I am going to preface my explanation of these three models with an emphasis on the fact that inverter choice is a much more important decision than which panels you are going with in terms of reliability. The panels will have more of an effect on production and inverters will have more effect on reliability.
For those who do not know what inverters are, solar panels produce electricity in Direct Current (DC) and it needs to be inverted to Alternating Current (AC). There are a few types of architectures of inverting models.
If any one component is having a problem or fails, the entire system is down. This system is obsolete for residential applications. Any component failing results in the entire system failing. If a panel is in the shade or is under performing, it limits the entire sting to the weakest performer. Some companies are still using these because they are less expensive but there are several disadvantages.
This system is just like the string inverting system above but with a couple of advantages. One power optimizer (shown in orange) is paired with each panel to help the system not be limited to the weakest performing panel. Also, if a panel fails, which is extremely unlikely, then only that panel is out. Panel failure is extremely rare so the power optimizers don't fix the main problem, which is the single point of failure with a central inverter. The power optimizers are not inverting the DC to AC. It's a step up from String inverters but still inferior in many ways.

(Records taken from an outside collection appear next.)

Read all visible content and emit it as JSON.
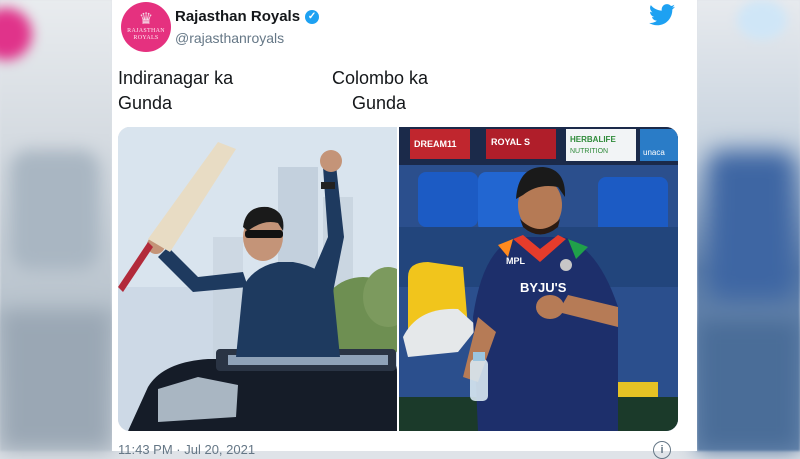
{
  "tweet": {
    "display_name": "Rajasthan Royals",
    "handle": "@rajasthanroyals",
    "avatar_text": "RAJASTHAN\nROYALS",
    "caption_left": "Indiranagar ka\nGunda",
    "caption_right": "Colombo ka\n    Gunda",
    "timestamp": "11:43 PM · Jul 20, 2021",
    "icons": [
      "verified-badge-icon",
      "twitter-bird-icon",
      "info-icon"
    ],
    "photo_left": {
      "banners": []
    },
    "photo_right": {
      "banners": [
        "ROYAL S",
        "DREAM11",
        "HERBALIFE NUTRITION",
        "unaca"
      ],
      "jersey_text": "MPL",
      "shirt_text": "BYJU'S"
    }
  },
  "colors": {
    "brand_pink": "#e5317f",
    "twitter_blue": "#1da1f2",
    "text_primary": "#14171a",
    "text_secondary": "#657786"
  }
}
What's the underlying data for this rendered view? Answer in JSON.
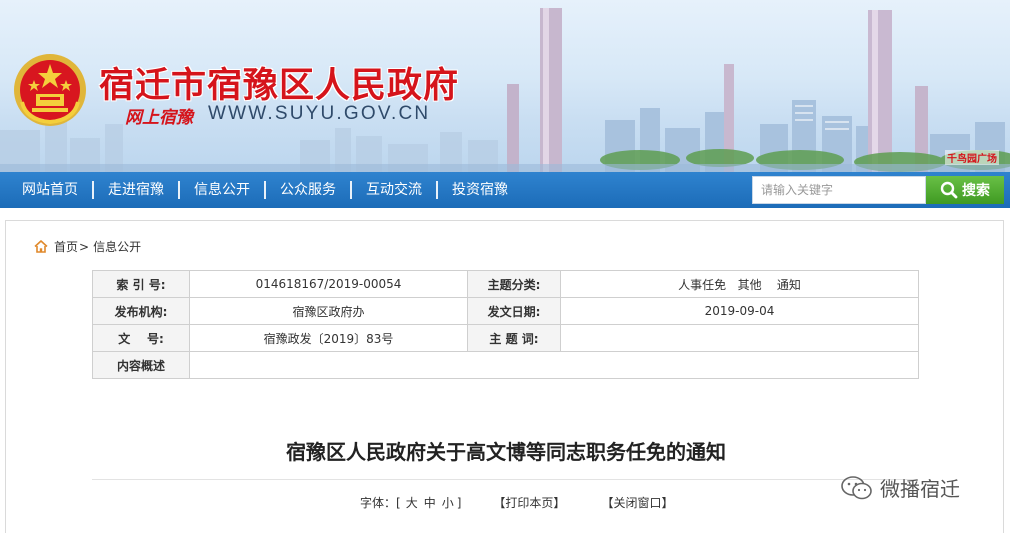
{
  "header": {
    "site_title": "宿迁市宿豫区人民政府",
    "slogan": "网上宿豫",
    "url": "WWW.SUYU.GOV.CN",
    "place_tag": "千鸟园广场",
    "colors": {
      "title_red": "#d5141b",
      "sky": "#d7e8f7"
    },
    "emblem_icon": "national-emblem-icon"
  },
  "nav": {
    "items": [
      {
        "label": "网站首页"
      },
      {
        "label": "走进宿豫"
      },
      {
        "label": "信息公开"
      },
      {
        "label": "公众服务"
      },
      {
        "label": "互动交流"
      },
      {
        "label": "投资宿豫"
      }
    ],
    "colors": {
      "bar": "#1f73c0"
    }
  },
  "search": {
    "placeholder": "请输入关键字",
    "button_label": "搜索",
    "button_icon": "magnifier-icon",
    "colors": {
      "button": "#4aa52b"
    }
  },
  "breadcrumb": {
    "home": "首页",
    "separator": ">",
    "current": "信息公开",
    "home_icon": "home-icon"
  },
  "meta": {
    "index_label": "索 引 号:",
    "index_value": "014618167/2019-00054",
    "category_label": "主题分类:",
    "category_value": "人事任免   其他    通知",
    "publisher_label": "发布机构:",
    "publisher_value": "宿豫区政府办",
    "date_label": "发文日期:",
    "date_value": "2019-09-04",
    "docno_label": "文    号:",
    "docno_value": "宿豫政发〔2019〕83号",
    "keywords_label": "主 题 词:",
    "keywords_value": "",
    "summary_label": "内容概述",
    "summary_value": ""
  },
  "article": {
    "title": "宿豫区人民政府关于高文博等同志职务任免的通知",
    "font_label": "字体：[",
    "font_large": "大",
    "font_medium": "中",
    "font_small": "小",
    "font_close": "]",
    "print_label": "【打印本页】",
    "close_label": "【关闭窗口】"
  },
  "watermark": {
    "text": "微播宿迁",
    "icon": "wechat-icon"
  }
}
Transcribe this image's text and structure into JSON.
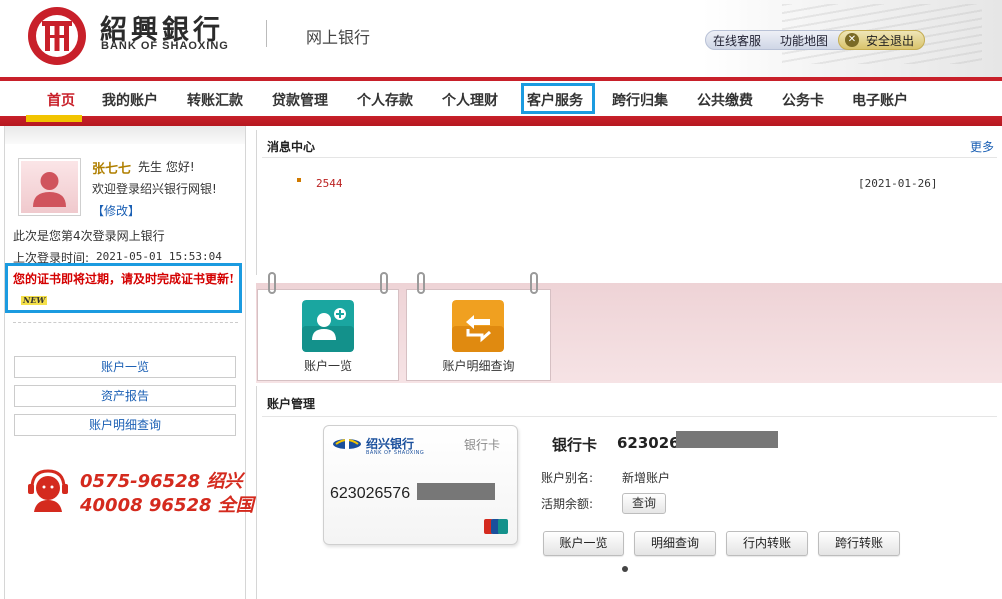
{
  "header": {
    "logo_cn": "紹興銀行",
    "logo_en": "BANK OF SHAOXING",
    "site_name": "网上银行",
    "util": {
      "service": "在线客服",
      "map": "功能地图",
      "logout": "安全退出"
    }
  },
  "nav": {
    "items": [
      "首页",
      "我的账户",
      "转账汇款",
      "贷款管理",
      "个人存款",
      "个人理财",
      "客户服务",
      "跨行归集",
      "公共缴费",
      "公务卡",
      "电子账户"
    ]
  },
  "user": {
    "name": "张七七",
    "title": "先生  您好!",
    "welcome": "欢迎登录绍兴银行网银!",
    "edit": "【修改】",
    "login_count": "此次是您第4次登录网上银行",
    "last_login_label": "上次登录时间:",
    "last_login_time": "2021-05-01 15:53:04",
    "cert_warning": "您的证书即将过期，请及时完成证书更新!",
    "new_badge": "NEW"
  },
  "quick_links": [
    "账户一览",
    "资产报告",
    "账户明细查询"
  ],
  "hotline": {
    "line1": "0575-96528 绍兴",
    "line2": "40008 96528 全国"
  },
  "messages": {
    "title": "消息中心",
    "more": "更多",
    "items": [
      {
        "text": "2544",
        "date": "[2021-01-26]"
      }
    ]
  },
  "shortcuts": [
    {
      "label": "账户一览",
      "icon": "user-add-icon",
      "color": "#1aa6a0"
    },
    {
      "label": "账户明细查询",
      "icon": "transfer-arrows-icon",
      "color": "#f0a020"
    }
  ],
  "account": {
    "title": "账户管理",
    "card_bank": "绍兴银行",
    "card_bank_en": "BANK OF SHAOXING",
    "card_type": "银行卡",
    "card_number": "623026576",
    "type_label": "银行卡",
    "number": "623026",
    "alias_label": "账户别名:",
    "alias_value": "新增账户",
    "balance_label": "活期余额:",
    "query_button": "查询",
    "actions": [
      "账户一览",
      "明细查询",
      "行内转账",
      "跨行转账"
    ]
  },
  "colors": {
    "brand_red": "#c8202a",
    "highlight_blue": "#1b9be0",
    "active_yellow": "#f2c400"
  }
}
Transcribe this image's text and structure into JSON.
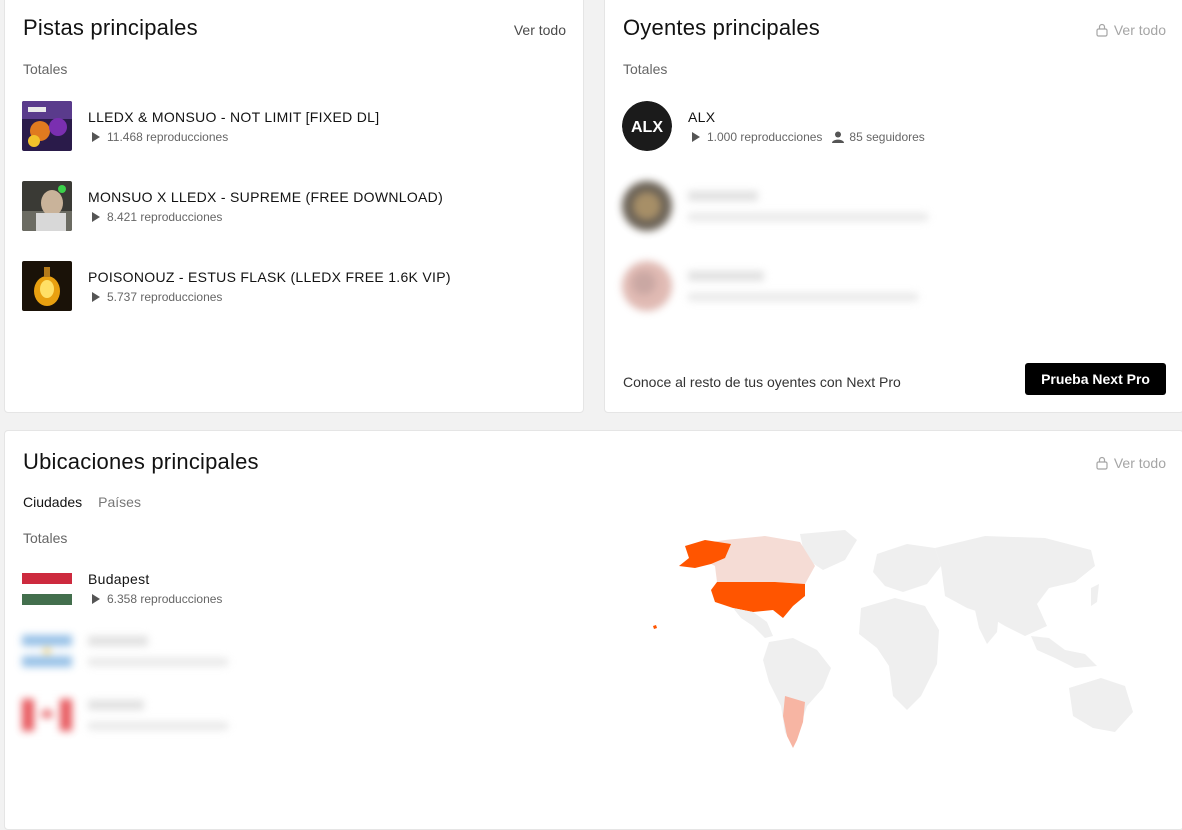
{
  "tracks_card": {
    "title": "Pistas principales",
    "see_all": "Ver todo",
    "totals": "Totales",
    "items": [
      {
        "title": "LLEDX & MONSUO - NOT LIMIT [FIXED DL]",
        "plays": "11.468 reproducciones"
      },
      {
        "title": "MONSUO X LLEDX - SUPREME (FREE DOWNLOAD)",
        "plays": "8.421 reproducciones"
      },
      {
        "title": "POISONOUZ - ESTUS FLASK (LLEDX FREE 1.6K VIP)",
        "plays": "5.737 reproducciones"
      }
    ]
  },
  "listeners_card": {
    "title": "Oyentes principales",
    "see_all": "Ver todo",
    "totals": "Totales",
    "items": [
      {
        "name": "ALX",
        "avatar_text": "ALX",
        "plays": "1.000 reproducciones",
        "followers": "85 seguidores"
      }
    ],
    "promo_text": "Conoce al resto de tus oyentes con Next Pro",
    "promo_button": "Prueba Next Pro"
  },
  "locations_card": {
    "title": "Ubicaciones principales",
    "see_all": "Ver todo",
    "tabs": [
      "Ciudades",
      "Países"
    ],
    "totals": "Totales",
    "items": [
      {
        "city": "Budapest",
        "plays": "6.358 reproducciones",
        "flag": "hungary"
      }
    ],
    "map_colors": {
      "highlight": "#ff5500",
      "medium": "#f7b5a3",
      "light": "#f5dcd5",
      "base": "#efefef"
    }
  }
}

This is my preferred system. In this case , each panel acts completely independent because of its modular architecture. Each panel is paired with its own micro-inverter, decentralizing the inversion and any single points of failure. In this system, not only will the micro-inverters produce a few more percent than the systems above, but if any micro-inverter or panel were to fail, you only have one panel out. There are no single points of failure. This configuration is the most reliable, most efficient, and has the longest life of all three.